** GOAL OF THE EXERCISE **
Repeat the records. Keep every word and mark exactly as it is.

** SUPPLIED MATERIAL **

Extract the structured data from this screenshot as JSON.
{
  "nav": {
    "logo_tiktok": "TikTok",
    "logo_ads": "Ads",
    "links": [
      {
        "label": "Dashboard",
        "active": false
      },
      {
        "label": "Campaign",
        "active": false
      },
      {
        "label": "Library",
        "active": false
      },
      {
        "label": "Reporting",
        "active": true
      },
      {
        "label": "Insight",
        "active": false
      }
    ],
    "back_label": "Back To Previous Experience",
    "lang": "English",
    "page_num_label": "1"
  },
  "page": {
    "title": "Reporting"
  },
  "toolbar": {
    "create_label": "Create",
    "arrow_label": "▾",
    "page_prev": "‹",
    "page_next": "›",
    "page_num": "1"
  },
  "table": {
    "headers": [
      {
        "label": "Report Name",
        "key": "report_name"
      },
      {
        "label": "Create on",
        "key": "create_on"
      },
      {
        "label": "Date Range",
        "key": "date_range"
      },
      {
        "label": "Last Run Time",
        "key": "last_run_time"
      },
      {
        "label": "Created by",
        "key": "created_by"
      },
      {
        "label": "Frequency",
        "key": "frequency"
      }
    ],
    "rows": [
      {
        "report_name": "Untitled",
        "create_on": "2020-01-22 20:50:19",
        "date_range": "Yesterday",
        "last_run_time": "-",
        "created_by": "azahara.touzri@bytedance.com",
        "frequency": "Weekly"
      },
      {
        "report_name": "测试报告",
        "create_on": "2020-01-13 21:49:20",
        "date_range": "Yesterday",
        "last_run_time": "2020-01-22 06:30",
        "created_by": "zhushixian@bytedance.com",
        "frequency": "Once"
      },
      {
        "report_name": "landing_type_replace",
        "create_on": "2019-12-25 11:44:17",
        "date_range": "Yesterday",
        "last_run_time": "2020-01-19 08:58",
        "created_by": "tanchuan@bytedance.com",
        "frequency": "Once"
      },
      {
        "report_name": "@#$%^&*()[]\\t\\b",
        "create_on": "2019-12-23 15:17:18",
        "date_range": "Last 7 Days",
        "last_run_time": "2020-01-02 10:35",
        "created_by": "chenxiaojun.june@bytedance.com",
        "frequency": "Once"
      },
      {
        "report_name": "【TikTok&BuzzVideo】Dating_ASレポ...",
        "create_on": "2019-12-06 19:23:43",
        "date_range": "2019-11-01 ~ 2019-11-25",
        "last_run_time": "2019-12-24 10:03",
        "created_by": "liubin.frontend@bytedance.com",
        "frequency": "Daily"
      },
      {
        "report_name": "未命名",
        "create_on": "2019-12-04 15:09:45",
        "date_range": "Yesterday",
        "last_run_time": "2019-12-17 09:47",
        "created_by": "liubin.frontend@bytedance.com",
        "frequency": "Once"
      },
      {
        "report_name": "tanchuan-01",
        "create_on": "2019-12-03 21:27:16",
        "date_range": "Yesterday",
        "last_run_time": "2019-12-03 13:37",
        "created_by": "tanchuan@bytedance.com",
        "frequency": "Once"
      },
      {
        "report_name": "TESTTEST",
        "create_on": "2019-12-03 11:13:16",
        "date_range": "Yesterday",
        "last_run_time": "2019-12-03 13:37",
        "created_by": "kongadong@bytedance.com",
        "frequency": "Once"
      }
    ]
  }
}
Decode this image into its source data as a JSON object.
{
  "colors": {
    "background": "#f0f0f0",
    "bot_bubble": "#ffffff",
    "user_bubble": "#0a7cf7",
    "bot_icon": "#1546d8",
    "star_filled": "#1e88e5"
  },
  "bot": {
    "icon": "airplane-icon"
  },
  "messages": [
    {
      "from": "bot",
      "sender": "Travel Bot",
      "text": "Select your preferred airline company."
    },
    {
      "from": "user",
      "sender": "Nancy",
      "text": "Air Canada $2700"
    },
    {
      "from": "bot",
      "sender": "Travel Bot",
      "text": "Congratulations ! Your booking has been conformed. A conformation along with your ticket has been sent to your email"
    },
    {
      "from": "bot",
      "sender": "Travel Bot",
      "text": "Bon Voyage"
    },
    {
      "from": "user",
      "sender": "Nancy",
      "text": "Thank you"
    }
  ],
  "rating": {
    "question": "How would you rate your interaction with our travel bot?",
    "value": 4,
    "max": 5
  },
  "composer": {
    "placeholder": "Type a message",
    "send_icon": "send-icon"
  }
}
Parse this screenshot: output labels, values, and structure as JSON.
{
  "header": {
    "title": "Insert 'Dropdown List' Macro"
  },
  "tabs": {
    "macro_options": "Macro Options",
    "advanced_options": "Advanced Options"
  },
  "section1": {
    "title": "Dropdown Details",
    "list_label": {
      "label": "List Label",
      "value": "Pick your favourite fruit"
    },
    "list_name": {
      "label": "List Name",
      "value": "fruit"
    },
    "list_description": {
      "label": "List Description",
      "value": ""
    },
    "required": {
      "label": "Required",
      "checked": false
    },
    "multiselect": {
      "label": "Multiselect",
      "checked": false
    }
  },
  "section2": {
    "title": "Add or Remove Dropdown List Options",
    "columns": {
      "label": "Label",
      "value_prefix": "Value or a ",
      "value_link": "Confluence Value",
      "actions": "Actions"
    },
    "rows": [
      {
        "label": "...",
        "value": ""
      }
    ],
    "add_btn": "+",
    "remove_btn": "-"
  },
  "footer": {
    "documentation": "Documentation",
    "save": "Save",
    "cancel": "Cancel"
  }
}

** REPLY TO THE EXERCISE **
Extract the structured data from this screenshot as JSON.
{
  "nav": {
    "logo_tiktok": "TikTok",
    "logo_ads": "Ads",
    "links": [
      {
        "label": "Dashboard",
        "active": false
      },
      {
        "label": "Campaign",
        "active": false
      },
      {
        "label": "Library",
        "active": false
      },
      {
        "label": "Reporting",
        "active": true
      },
      {
        "label": "Insight",
        "active": false
      }
    ],
    "back_label": "Back To Previous Experience",
    "lang": "English",
    "page_num_label": "1"
  },
  "page": {
    "title": "Reporting"
  },
  "toolbar": {
    "create_label": "Create",
    "arrow_label": "▾",
    "page_prev": "‹",
    "page_next": "›",
    "page_num": "1"
  },
  "table": {
    "headers": [
      {
        "label": "Report Name",
        "key": "report_name"
      },
      {
        "label": "Create on",
        "key": "create_on"
      },
      {
        "label": "Date Range",
        "key": "date_range"
      },
      {
        "label": "Last Run Time",
        "key": "last_run_time"
      },
      {
        "label": "Created by",
        "key": "created_by"
      },
      {
        "label": "Frequency",
        "key": "frequency"
      }
    ],
    "rows": [
      {
        "report_name": "Untitled",
        "create_on": "2020-01-22 20:50:19",
        "date_range": "Yesterday",
        "last_run_time": "-",
        "created_by": "azahara.touzri@bytedance.com",
        "frequency": "Weekly"
      },
      {
        "report_name": "测试报告",
        "create_on": "2020-01-13 21:49:20",
        "date_range": "Yesterday",
        "last_run_time": "2020-01-22 06:30",
        "created_by": "zhushixian@bytedance.com",
        "frequency": "Once"
      },
      {
        "report_name": "landing_type_replace",
        "create_on": "2019-12-25 11:44:17",
        "date_range": "Yesterday",
        "last_run_time": "2020-01-19 08:58",
        "created_by": "tanchuan@bytedance.com",
        "frequency": "Once"
      },
      {
        "report_name": "@#$%^&*()[]\\t\\b",
        "create_on": "2019-12-23 15:17:18",
        "date_range": "Last 7 Days",
        "last_run_time": "2020-01-02 10:35",
        "created_by": "chenxiaojun.june@bytedance.com",
        "frequency": "Once"
      },
      {
        "report_name": "【TikTok&BuzzVideo】Dating_ASレポ...",
        "create_on": "2019-12-06 19:23:43",
        "date_range": "2019-11-01 ~ 2019-11-25",
        "last_run_time": "2019-12-24 10:03",
        "created_by": "liubin.frontend@bytedance.com",
        "frequency": "Daily"
      },
      {
        "report_name": "未命名",
        "create_on": "2019-12-04 15:09:45",
        "date_range": "Yesterday",
        "last_run_time": "2019-12-17 09:47",
        "created_by": "liubin.frontend@bytedance.com",
        "frequency": "Once"
      },
      {
        "report_name": "tanchuan-01",
        "create_on": "2019-12-03 21:27:16",
        "date_range": "Yesterday",
        "last_run_time": "2019-12-03 13:37",
        "created_by": "tanchuan@bytedance.com",
        "frequency": "Once"
      },
      {
        "report_name": "TESTTEST",
        "create_on": "2019-12-03 11:13:16",
        "date_range": "Yesterday",
        "last_run_time": "2019-12-03 13:37",
        "created_by": "kongadong@bytedance.com",
        "frequency": "Once"
      }
    ]
  }
}
Decode this image into its source data as a JSON object.
{
  "colors": {
    "background": "#f0f0f0",
    "bot_bubble": "#ffffff",
    "user_bubble": "#0a7cf7",
    "bot_icon": "#1546d8",
    "star_filled": "#1e88e5"
  },
  "bot": {
    "icon": "airplane-icon"
  },
  "messages": [
    {
      "from": "bot",
      "sender": "Travel Bot",
      "text": "Select your preferred airline company."
    },
    {
      "from": "user",
      "sender": "Nancy",
      "text": "Air Canada $2700"
    },
    {
      "from": "bot",
      "sender": "Travel Bot",
      "text": "Congratulations ! Your booking has been conformed. A conformation along with your ticket has been sent to your email"
    },
    {
      "from": "bot",
      "sender": "Travel Bot",
      "text": "Bon Voyage"
    },
    {
      "from": "user",
      "sender": "Nancy",
      "text": "Thank you"
    }
  ],
  "rating": {
    "question": "How would you rate your interaction with our travel bot?",
    "value": 4,
    "max": 5
  },
  "composer": {
    "placeholder": "Type a message",
    "send_icon": "send-icon"
  }
}
Parse this screenshot: output labels, values, and structure as JSON.
{
  "header": {
    "title": "Insert 'Dropdown List' Macro"
  },
  "tabs": {
    "macro_options": "Macro Options",
    "advanced_options": "Advanced Options"
  },
  "section1": {
    "title": "Dropdown Details",
    "list_label": {
      "label": "List Label",
      "value": "Pick your favourite fruit"
    },
    "list_name": {
      "label": "List Name",
      "value": "fruit"
    },
    "list_description": {
      "label": "List Description",
      "value": ""
    },
    "required": {
      "label": "Required",
      "checked": false
    },
    "multiselect": {
      "label": "Multiselect",
      "checked": false
    }
  },
  "section2": {
    "title": "Add or Remove Dropdown List Options",
    "columns": {
      "label": "Label",
      "value_prefix": "Value or a ",
      "value_link": "Confluence Value",
      "actions": "Actions"
    },
    "rows": [
      {
        "label": "...",
        "value": ""
      }
    ],
    "add_btn": "+",
    "remove_btn": "-"
  },
  "footer": {
    "documentation": "Documentation",
    "save": "Save",
    "cancel": "Cancel"
  }
}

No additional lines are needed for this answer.